New Yorkers have a unique opportunity to immerse themselves in the culture of the Philippines tonight when Asia Society and the Asian American International Film Festival co-present a multifaceted look at the indigenous art form known as kulintang (rhythmic gong ensemble music) in both traditional and contemporary forms. With roots predating the influences of Islam, Christianity or the West on the Philippines, kulintang has a unique history of crossing Philippine indigenous matriarchal society and Muslim cultures. It is particularly associated with Mindanao, the southernmost major island in the Philippines, home to a significant Muslim population, that has in recent decades also been the site of political and ethnic strife.
Asia Society's program begins with the documentary The Cotabato Sessions, which focuses on a respected elder within the kulintang tradition, National Heritage artist Danongan Kalanduyan. Following the screening, Kalunduyan himself appears on the Asia Society stage, accompanied by dancers from the the Palabuniyan Kulintang Ensemble. Susie Ibarra and Roberto Rodriguez then offer their updated experimental take on kulintang, after which a Q & A session will bring together Kalanduyan, Ibarra, and Joel Quizon and Maya Santos, the director and cinematographer, respectively, of The Cotabato Sessions.
Susie Ibarra is also one of the key creative personnel behind The Cotabato Sessions, making her a sort of triple threat in Asia Society’s program. In addition to being a percussionist and composer, Ibarra is an Asia Society Asia 21 Young Leader, a member of the music faculty at Bennington College, and co-founder, with Roberto Rodriguez, of Song of the Bird King, a music company that creates multimedia events centered on her interest in indigenous music and ecology.
Ahead of tonight’s program, Ibarra offered Asia Society a few thoughts on her engagement with kulintang — and her conviction that the values in traditional music, and indigenous culture overall, can bring people together.
By Susie Ibarra
Kulintang music and the indigenous music in Mindanao has been a great inspiration to me in my creative practice as a percussionist and composer. I think it has been two-and-a-half decades of keeping close to the music and culture since I was first introduced by my Tita and Tito [adult family friends] as a teenager. I am also especially sentimental because the Kalanduyans and Maguindanaons were the first Filipino musicians I began field recording for my preservation work, which inspired me to meet and work with other tribes in the Philippines, from the north to the south. Their performing arts derive from Philippine court music and some of their masters have the virtuosity to play from 10 to 30 variations on one style of music. It is beautiful and also rhythmically very powerful.
It was during that time, in 2004, that I realized I would like to help indigenous artists and communities have a more sustainable life. I'd like to make a difference in the economic, civil, environmental, and human rights issues that have affected these communities. This dialogue would stem from music and the performing arts. I'd like to help make a difference in both sharing these beautiful art forms and continuing their traditions.
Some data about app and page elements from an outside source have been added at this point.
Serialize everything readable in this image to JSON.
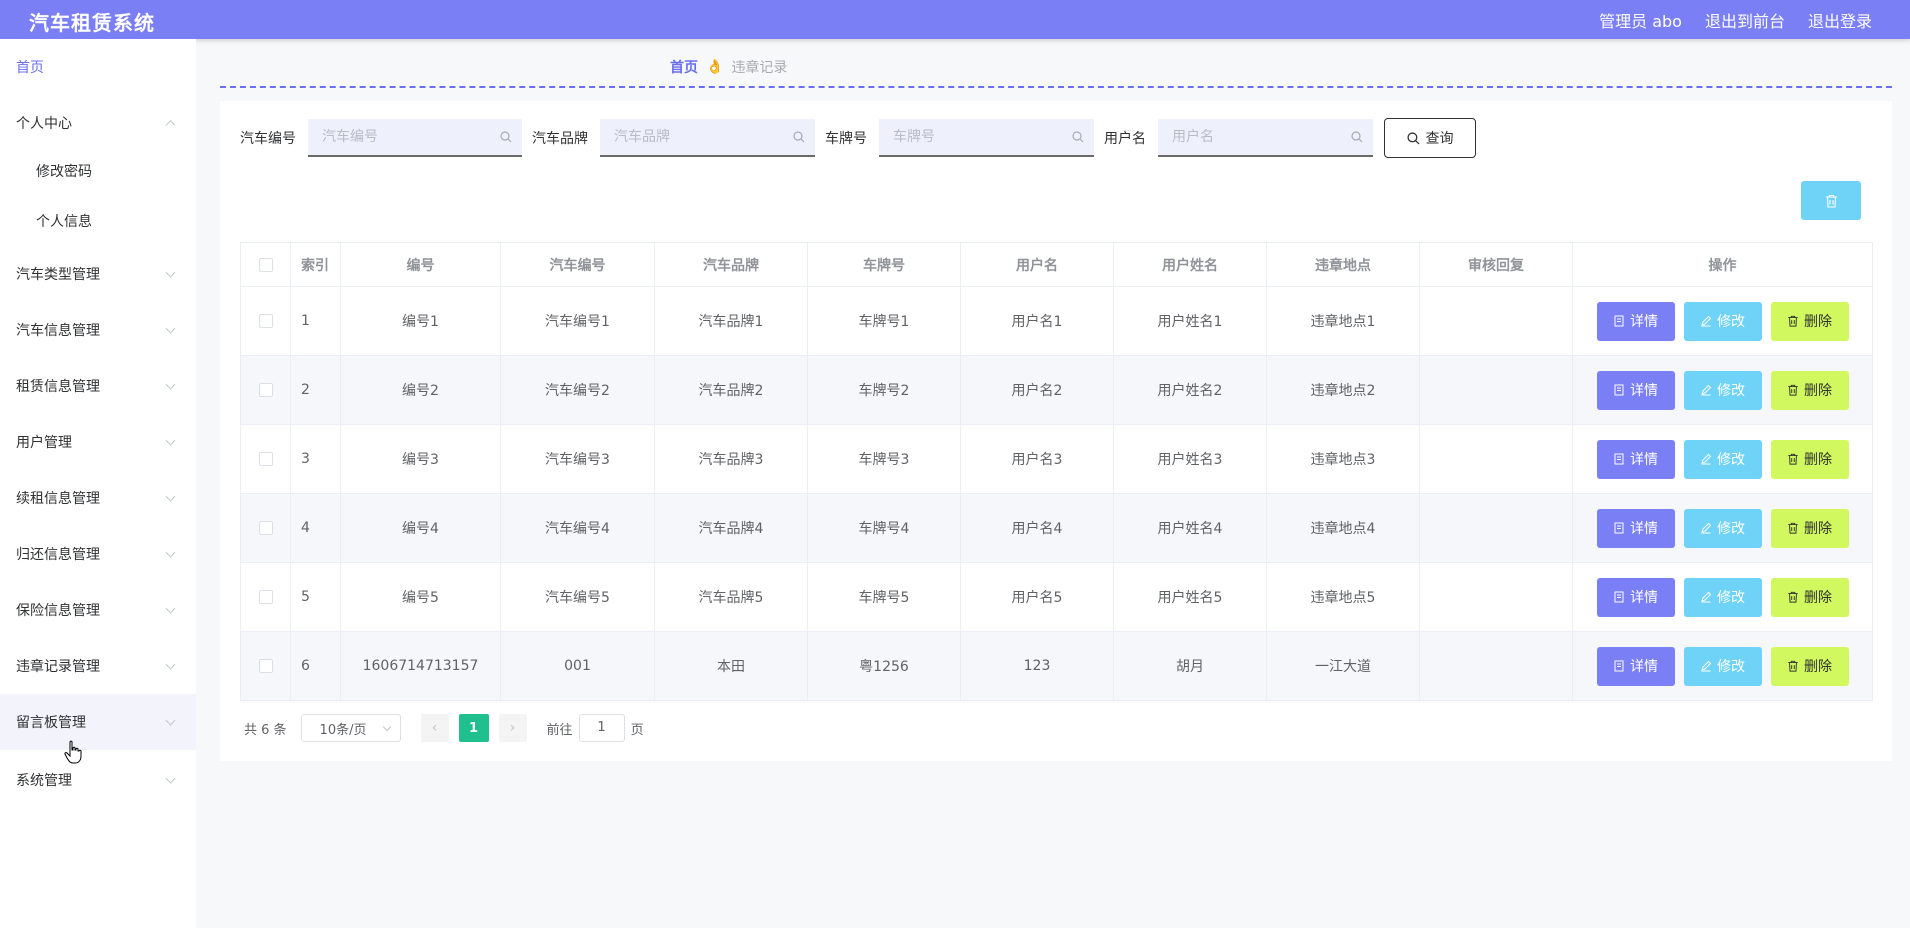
{
  "header": {
    "title": "汽车租赁系统",
    "admin_label": "管理员 abo",
    "front_link": "退出到前台",
    "logout_link": "退出登录"
  },
  "sidebar": {
    "items": [
      {
        "label": "首页"
      },
      {
        "label": "个人中心"
      },
      {
        "label": "修改密码"
      },
      {
        "label": "个人信息"
      },
      {
        "label": "汽车类型管理"
      },
      {
        "label": "汽车信息管理"
      },
      {
        "label": "租赁信息管理"
      },
      {
        "label": "用户管理"
      },
      {
        "label": "续租信息管理"
      },
      {
        "label": "归还信息管理"
      },
      {
        "label": "保险信息管理"
      },
      {
        "label": "违章记录管理"
      },
      {
        "label": "留言板管理"
      },
      {
        "label": "系统管理"
      }
    ]
  },
  "breadcrumb": {
    "home": "首页",
    "separator_icon": "👌",
    "current": "违章记录"
  },
  "filters": {
    "car_no_label": "汽车编号",
    "car_no_placeholder": "汽车编号",
    "car_brand_label": "汽车品牌",
    "car_brand_placeholder": "汽车品牌",
    "plate_label": "车牌号",
    "plate_placeholder": "车牌号",
    "username_label": "用户名",
    "username_placeholder": "用户名",
    "query_label": "查询"
  },
  "table": {
    "columns": [
      "索引",
      "编号",
      "汽车编号",
      "汽车品牌",
      "车牌号",
      "用户名",
      "用户姓名",
      "违章地点",
      "审核回复",
      "操作"
    ],
    "rows": [
      {
        "index": "1",
        "no": "编号1",
        "car_no": "汽车编号1",
        "brand": "汽车品牌1",
        "plate": "车牌号1",
        "username": "用户名1",
        "realname": "用户姓名1",
        "location": "违章地点1",
        "reply": ""
      },
      {
        "index": "2",
        "no": "编号2",
        "car_no": "汽车编号2",
        "brand": "汽车品牌2",
        "plate": "车牌号2",
        "username": "用户名2",
        "realname": "用户姓名2",
        "location": "违章地点2",
        "reply": ""
      },
      {
        "index": "3",
        "no": "编号3",
        "car_no": "汽车编号3",
        "brand": "汽车品牌3",
        "plate": "车牌号3",
        "username": "用户名3",
        "realname": "用户姓名3",
        "location": "违章地点3",
        "reply": ""
      },
      {
        "index": "4",
        "no": "编号4",
        "car_no": "汽车编号4",
        "brand": "汽车品牌4",
        "plate": "车牌号4",
        "username": "用户名4",
        "realname": "用户姓名4",
        "location": "违章地点4",
        "reply": ""
      },
      {
        "index": "5",
        "no": "编号5",
        "car_no": "汽车编号5",
        "brand": "汽车品牌5",
        "plate": "车牌号5",
        "username": "用户名5",
        "realname": "用户姓名5",
        "location": "违章地点5",
        "reply": ""
      },
      {
        "index": "6",
        "no": "1606714713157",
        "car_no": "001",
        "brand": "本田",
        "plate": "粤1256",
        "username": "123",
        "realname": "胡月",
        "location": "一江大道",
        "reply": ""
      }
    ],
    "actions": {
      "detail": "详情",
      "edit": "修改",
      "delete": "删除"
    }
  },
  "pagination": {
    "total": "共 6 条",
    "page_size": "10条/页",
    "current_page": "1",
    "goto_prefix": "前往",
    "goto_value": "1",
    "goto_suffix": "页"
  },
  "colors": {
    "primary": "#7b7ff5",
    "info": "#6fd3f7",
    "danger_lime": "#d1f85e",
    "page_active": "#1fc08e"
  }
}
There are so many valuable practices and mysteries regarding why people have been playing and dancing these art forms for hundreds and, in some cases, thousands of years. What would our world be like if we didn't have them anymore?
In Mindanao it's been an ongoing struggle for peace. We are all very excited about the peace treaty signed in March by the Christian government and Muslim community leaders. Moving forward, I am supporting cultural preservation and peace initiatives with Song of the Bird King, the digital music company that I co-founded. I am collaborating with the Heavenly Culture, World Peace organization, who helped broker the treaty, to move forward peace initiatives and construct case studies with Muslim tribes in Mindanao. I am also building a sister city project between Bennington and Tagum, a known music capital with many neighboring indigenous tribes, which will create a new performing arts biennial in Tagum that crosses indigenous and contemporary art forms and engages with its surrounding ecology.
Video: Susie Ibarra and Roberto Rodriguez in performance (10 min., 7 sec.)